▶ _EXERCISE INSTRUCTIONS_: From the entries below, gather each line containing the word "true".

▶ _SUPPLIED DATA_:

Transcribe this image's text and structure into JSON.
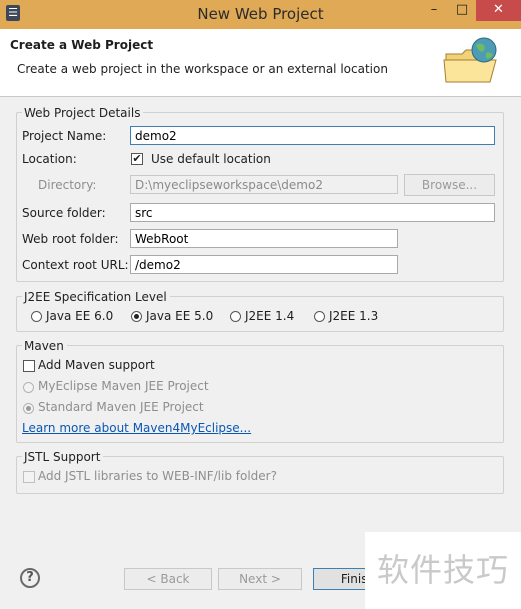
{
  "window": {
    "title": "New Web Project",
    "app_icon_glyph": "☰",
    "minimize": "–",
    "maximize": "□",
    "close": "✕"
  },
  "header": {
    "title": "Create a Web Project",
    "subtitle": "Create a web project in the workspace or an external location",
    "graphic_icon": "globe-folder-icon"
  },
  "details": {
    "legend": "Web Project Details",
    "project_name_label": "Project Name:",
    "project_name_value": "demo2",
    "location_label": "Location:",
    "use_default_location_label": "Use default location",
    "use_default_location_checked": true,
    "directory_label": "Directory:",
    "directory_value": "D:\\myeclipseworkspace\\demo2",
    "browse_label": "Browse...",
    "source_folder_label": "Source folder:",
    "source_folder_value": "src",
    "web_root_label": "Web root folder:",
    "web_root_value": "WebRoot",
    "context_root_label": "Context root URL:",
    "context_root_value": "/demo2"
  },
  "j2ee": {
    "legend": "J2EE Specification Level",
    "options": [
      "Java EE 6.0",
      "Java EE 5.0",
      "J2EE 1.4",
      "J2EE 1.3"
    ],
    "selected": "Java EE 5.0"
  },
  "maven": {
    "legend": "Maven",
    "add_support_label": "Add Maven support",
    "add_support_checked": false,
    "myeclipse_option": "MyEclipse Maven JEE Project",
    "standard_option": "Standard Maven JEE Project",
    "learn_more": "Learn more about Maven4MyEclipse..."
  },
  "jstl": {
    "legend": "JSTL Support",
    "add_label": "Add JSTL libraries to WEB-INF/lib folder?",
    "add_checked": false
  },
  "footer": {
    "help_glyph": "?",
    "back_label": "< Back",
    "next_label": "Next >",
    "finish_label": "Finish"
  },
  "watermark": "软件技巧",
  "colors": {
    "titlebar": "#dfa956",
    "dialog_bg": "#f0f0f0",
    "link": "#0b57b2",
    "close": "#c74b4b"
  }
}
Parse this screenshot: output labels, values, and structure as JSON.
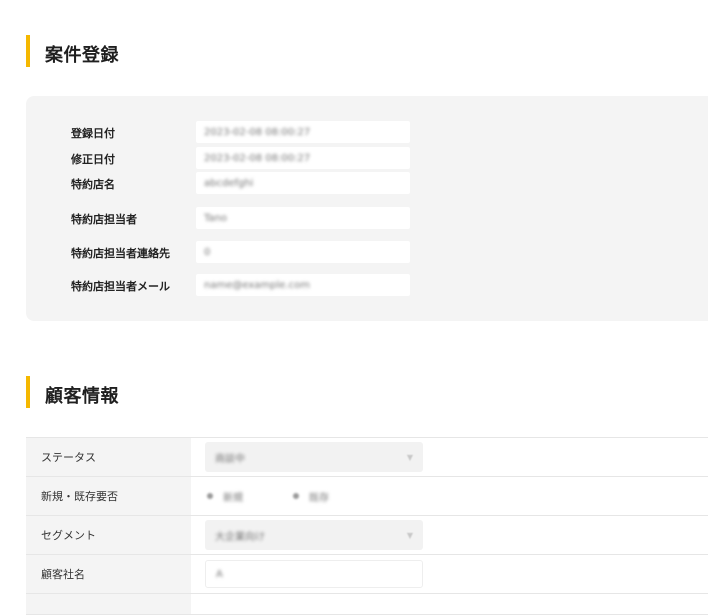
{
  "sections": {
    "registration": {
      "title": "案件登録",
      "fields": [
        {
          "label": "登録日付",
          "value": "2023-02-08 08:00:27"
        },
        {
          "label": "修正日付",
          "value": "2023-02-08 08:00:27"
        },
        {
          "label": "特約店名",
          "value": "abcdefghi"
        },
        {
          "label": "特約店担当者",
          "value": "Tano"
        },
        {
          "label": "特約店担当者連絡先",
          "value": "0"
        },
        {
          "label": "特約店担当者メール",
          "value": "name@example.com"
        }
      ]
    },
    "customer": {
      "title": "顧客情報",
      "status": {
        "label": "ステータス",
        "value": "商談中",
        "icon": "chevron-down-icon"
      },
      "new_existing": {
        "label": "新規・既存要否",
        "option1": "新規",
        "option2": "既存"
      },
      "segment": {
        "label": "セグメント",
        "value": "大企業向け",
        "icon": "chevron-down-icon"
      },
      "company": {
        "label": "顧客社名",
        "value": "A"
      }
    }
  },
  "colors": {
    "accent": "#f5b800",
    "card_bg": "#f4f4f4",
    "label_bg": "#f4f4f4"
  }
}
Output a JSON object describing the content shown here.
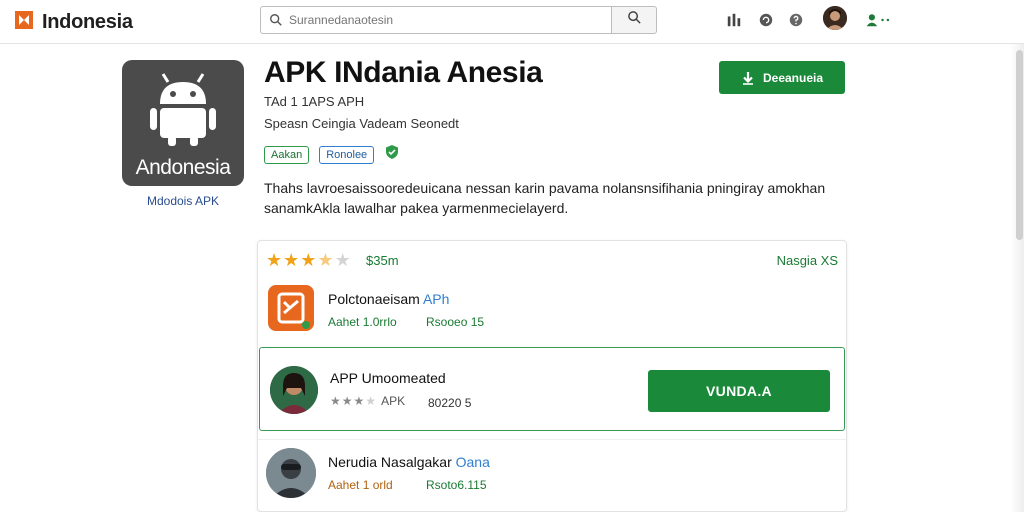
{
  "topbar": {
    "brand": "Indonesia",
    "search_placeholder": "Surannedanaotesin",
    "icons": [
      "tree-icon",
      "refresh-icon",
      "help-icon",
      "user-avatar",
      "account-menu-icon"
    ]
  },
  "app": {
    "icon_text": "Andonesia",
    "icon_caption": "Mdodois APK",
    "title": "APK INdania Anesia",
    "subtitle1": "TAd 1 1APS APH",
    "subtitle2": "Speasn Ceingia Vadeam Seonedt",
    "tag1": "Aakan",
    "tag2": "Ronolee",
    "description": "Thahs lavroesaissooredeuicana nessan karin pavama nolansnsifihania pningiray amokhan sanamkAkla lawalhar pakea yarmenmecielayerd.",
    "download_label": "Deeanueia"
  },
  "card": {
    "rating_value": 3.5,
    "rating_size": "$35m",
    "header_right": "Nasgia XS",
    "rows": [
      {
        "title": "Polctonaeisam",
        "title_accent": "APh",
        "meta1": "Aahet 1.0rrlo",
        "meta2": "Rsooeo 15"
      },
      {
        "title": "APP Umoomeated",
        "mini_stars": 3,
        "mini_label": "APK",
        "meta2": "80220 5",
        "button": "VUNDA.A"
      },
      {
        "title": "Nerudia Nasalgakar",
        "title_accent": "Oana",
        "meta1": "Aahet 1 orld",
        "meta2": "Rsoto6.115"
      }
    ]
  },
  "colors": {
    "accent_green": "#1a8a3a",
    "brand_orange": "#e8671e",
    "link_blue": "#2f7fd0",
    "star_gold": "#f0a21a"
  }
}
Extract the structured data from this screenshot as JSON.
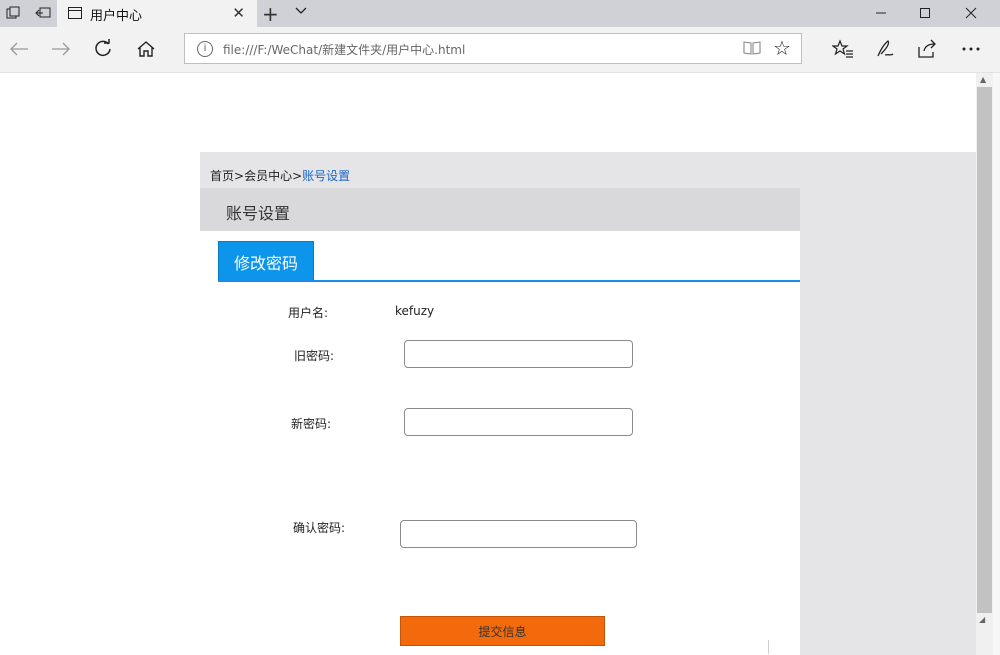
{
  "browser": {
    "tab_title": "用户中心",
    "url": "file:///F:/WeChat/新建文件夹/用户中心.html",
    "icons": [
      "tab-manager-icon",
      "set-aside-tabs-icon",
      "page-icon",
      "close-icon",
      "new-tab-icon",
      "chevron-down-icon",
      "back-icon",
      "forward-icon",
      "refresh-icon",
      "home-icon",
      "info-icon",
      "reading-view-icon",
      "favorite-star-icon",
      "favorites-icon",
      "pen-icon",
      "share-icon",
      "more-icon",
      "minimize-icon",
      "maximize-icon",
      "close-window-icon"
    ]
  },
  "breadcrumb": {
    "home": "首页",
    "sep1": ">",
    "member": "会员中心",
    "sep2": ">",
    "current": "账号设置"
  },
  "panel": {
    "title": "账号设置",
    "tab_label": "修改密码"
  },
  "form": {
    "username_label": "用户名:",
    "username_value": "kefuzy",
    "old_password_label": "旧密码:",
    "new_password_label": "新密码:",
    "confirm_password_label": "确认密码:",
    "submit_label": "提交信息"
  },
  "colors": {
    "tab_active": "#0d95ec",
    "submit_button": "#f26a0b",
    "breadcrumb_active": "#1a66c8"
  }
}
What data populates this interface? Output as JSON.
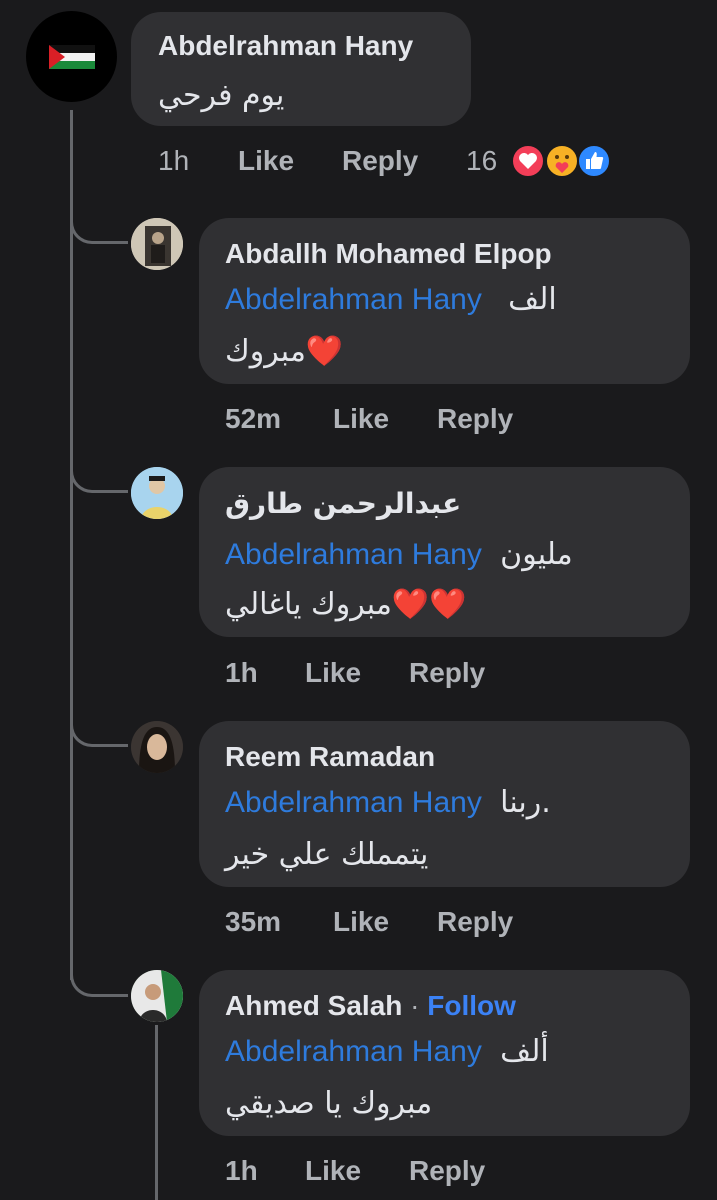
{
  "main_comment": {
    "author": "Abdelrahman Hany",
    "text": "يوم فرحي",
    "time": "1h",
    "like_label": "Like",
    "reply_label": "Reply",
    "reaction_count": "16",
    "reactions": [
      "love-icon",
      "care-icon",
      "like-icon"
    ]
  },
  "replies": [
    {
      "author": "Abdallh Mohamed Elpop",
      "mention": "Abdelrahman Hany",
      "line1_text": "الف",
      "line2_text": "مبروك",
      "line2_emoji": "❤️",
      "time": "52m",
      "like_label": "Like",
      "reply_label": "Reply"
    },
    {
      "author": "عبدالرحمن طارق",
      "mention": "Abdelrahman Hany",
      "line1_text": "مليون",
      "line2_text": "مبروك ياغالي",
      "line2_emoji": "❤️❤️",
      "time": "1h",
      "like_label": "Like",
      "reply_label": "Reply"
    },
    {
      "author": "Reem Ramadan",
      "mention": "Abdelrahman Hany",
      "line1_text": "ربنا.",
      "line2_text": "يتمملك علي خير",
      "time": "35m",
      "like_label": "Like",
      "reply_label": "Reply"
    },
    {
      "author": "Ahmed Salah",
      "separator": "·",
      "follow_label": "Follow",
      "mention": "Abdelrahman Hany",
      "line1_text": "ألف",
      "line2_text": "مبروك يا صديقي",
      "time": "1h",
      "like_label": "Like",
      "reply_label": "Reply"
    }
  ],
  "colors": {
    "background": "#1a1a1c",
    "bubble": "#303033",
    "mention": "#2e7bdd",
    "follow": "#3b82f6",
    "meta": "#b0b3b8"
  }
}
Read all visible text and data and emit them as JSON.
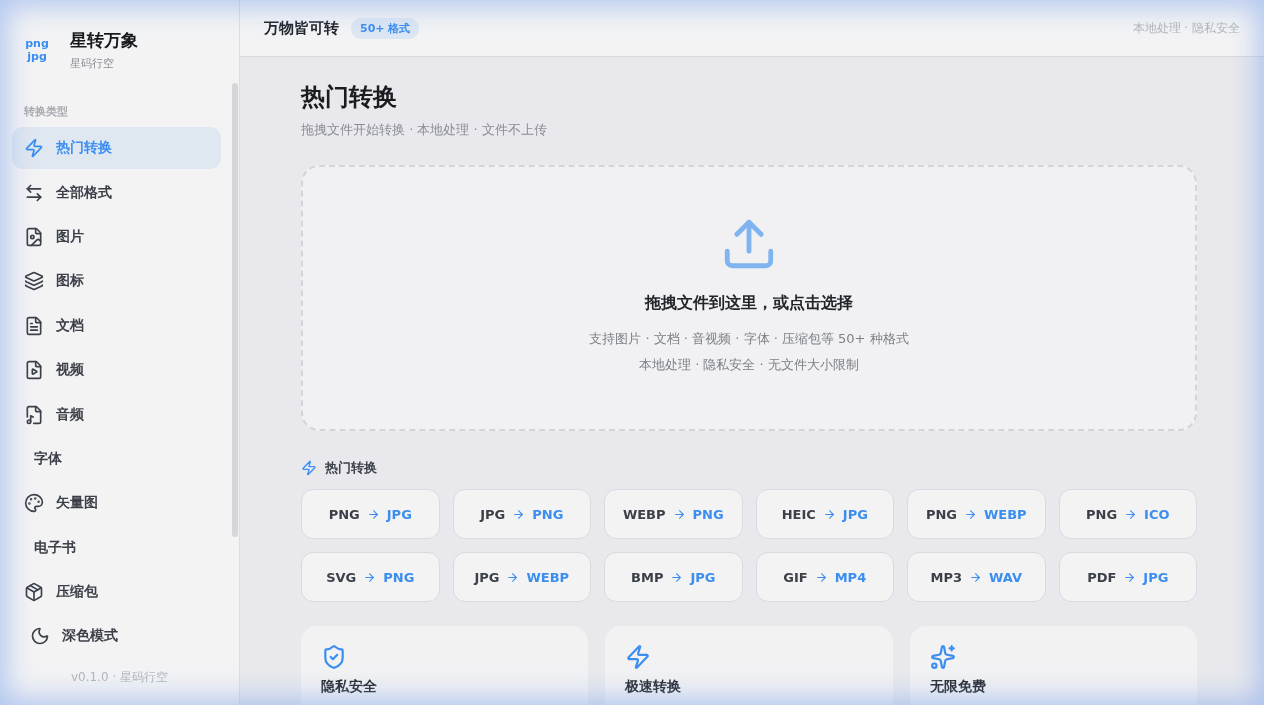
{
  "brand": {
    "logo_top": "png",
    "logo_bottom": "jpg",
    "name": "星转万象",
    "subtitle": "星码行空"
  },
  "sidebar": {
    "section": "转换类型",
    "items": [
      {
        "label": "热门转换",
        "selected": true
      },
      {
        "label": "全部格式",
        "selected": false
      },
      {
        "label": "图片",
        "selected": false
      },
      {
        "label": "图标",
        "selected": false
      },
      {
        "label": "文档",
        "selected": false
      },
      {
        "label": "视频",
        "selected": false
      },
      {
        "label": "音频",
        "selected": false
      },
      {
        "label": "字体",
        "selected": false
      },
      {
        "label": "矢量图",
        "selected": false
      },
      {
        "label": "电子书",
        "selected": false
      },
      {
        "label": "压缩包",
        "selected": false
      }
    ],
    "dark_mode": "深色模式",
    "version": "v0.1.0 · 星码行空"
  },
  "header": {
    "title": "万物皆可转",
    "badge": "50+ 格式",
    "note": "本地处理 · 隐私安全"
  },
  "page": {
    "title": "热门转换",
    "subtitle": "拖拽文件开始转换 · 本地处理 · 文件不上传"
  },
  "dropzone": {
    "title": "拖拽文件到这里，或点击选择",
    "line_1": "支持图片 · 文档 · 音视频 · 字体 · 压缩包等 50+ 种格式",
    "line_2": "本地处理 · 隐私安全 · 无文件大小限制"
  },
  "popular": {
    "heading": "热门转换",
    "conversions": [
      {
        "from": "PNG",
        "to": "JPG"
      },
      {
        "from": "JPG",
        "to": "PNG"
      },
      {
        "from": "WEBP",
        "to": "PNG"
      },
      {
        "from": "HEIC",
        "to": "JPG"
      },
      {
        "from": "PNG",
        "to": "WEBP"
      },
      {
        "from": "PNG",
        "to": "ICO"
      },
      {
        "from": "SVG",
        "to": "PNG"
      },
      {
        "from": "JPG",
        "to": "WEBP"
      },
      {
        "from": "BMP",
        "to": "JPG"
      },
      {
        "from": "GIF",
        "to": "MP4"
      },
      {
        "from": "MP3",
        "to": "WAV"
      },
      {
        "from": "PDF",
        "to": "JPG"
      }
    ]
  },
  "features": [
    {
      "title": "隐私安全"
    },
    {
      "title": "极速转换"
    },
    {
      "title": "无限免费"
    }
  ]
}
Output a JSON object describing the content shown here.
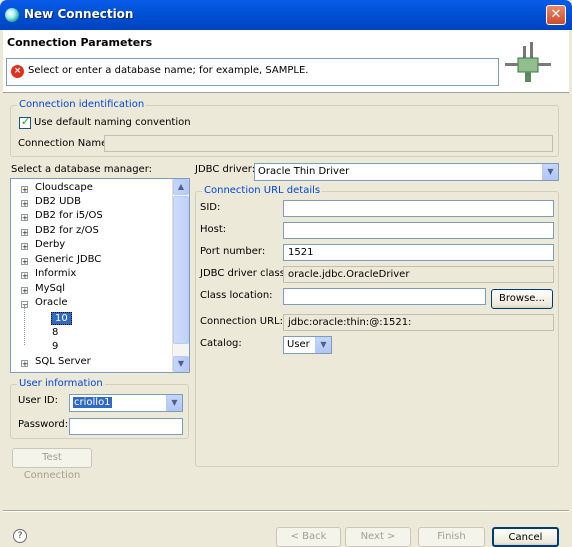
{
  "window": {
    "title": "New Connection",
    "close_glyph": "✕"
  },
  "header": {
    "title": "Connection Parameters",
    "message": "Select or enter a database name; for example, SAMPLE.",
    "message_icon": "error-icon"
  },
  "connection_identification": {
    "legend": "Connection identification",
    "use_default_label": "Use default naming convention",
    "use_default_checked": true,
    "name_label": "Connection Name:",
    "name_value": ""
  },
  "db_manager": {
    "label": "Select a database manager:",
    "items": [
      {
        "label": "Cloudscape",
        "expander": "+"
      },
      {
        "label": "DB2 UDB",
        "expander": "+"
      },
      {
        "label": "DB2 for i5/OS",
        "expander": "+"
      },
      {
        "label": "DB2 for z/OS",
        "expander": "+"
      },
      {
        "label": "Derby",
        "expander": "+"
      },
      {
        "label": "Generic JDBC",
        "expander": "+"
      },
      {
        "label": "Informix",
        "expander": "+"
      },
      {
        "label": "MySql",
        "expander": "+"
      },
      {
        "label": "Oracle",
        "expander": "−"
      },
      {
        "label": "10",
        "expander": ""
      },
      {
        "label": "8",
        "expander": ""
      },
      {
        "label": "9",
        "expander": ""
      },
      {
        "label": "SQL Server",
        "expander": "+"
      }
    ],
    "selected": "10"
  },
  "jdbc": {
    "driver_label": "JDBC driver:",
    "driver_value": "Oracle Thin Driver",
    "url_group_legend": "Connection URL details",
    "sid_label": "SID:",
    "sid_value": "",
    "host_label": "Host:",
    "host_value": "",
    "port_label": "Port number:",
    "port_value": "1521",
    "class_label": "JDBC driver class:",
    "class_value": "oracle.jdbc.OracleDriver",
    "location_label": "Class location:",
    "location_value": "",
    "browse_label": "Browse...",
    "url_label": "Connection URL:",
    "url_value": "jdbc:oracle:thin:@:1521:",
    "catalog_label": "Catalog:",
    "catalog_value": "User"
  },
  "user_info": {
    "legend": "User information",
    "userid_label": "User ID:",
    "userid_value": "criollo1",
    "password_label": "Password:",
    "password_value": ""
  },
  "test_connection_label": "Test Connection",
  "footer": {
    "back_label": "< Back",
    "next_label": "Next >",
    "finish_label": "Finish",
    "cancel_label": "Cancel",
    "help_glyph": "?"
  }
}
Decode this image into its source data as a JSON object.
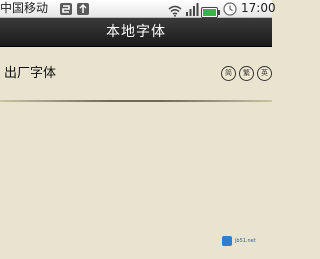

▶ _RESULT_:
    "use_default_location_checked": true,
        "selected": true
    "use_default_checked": true,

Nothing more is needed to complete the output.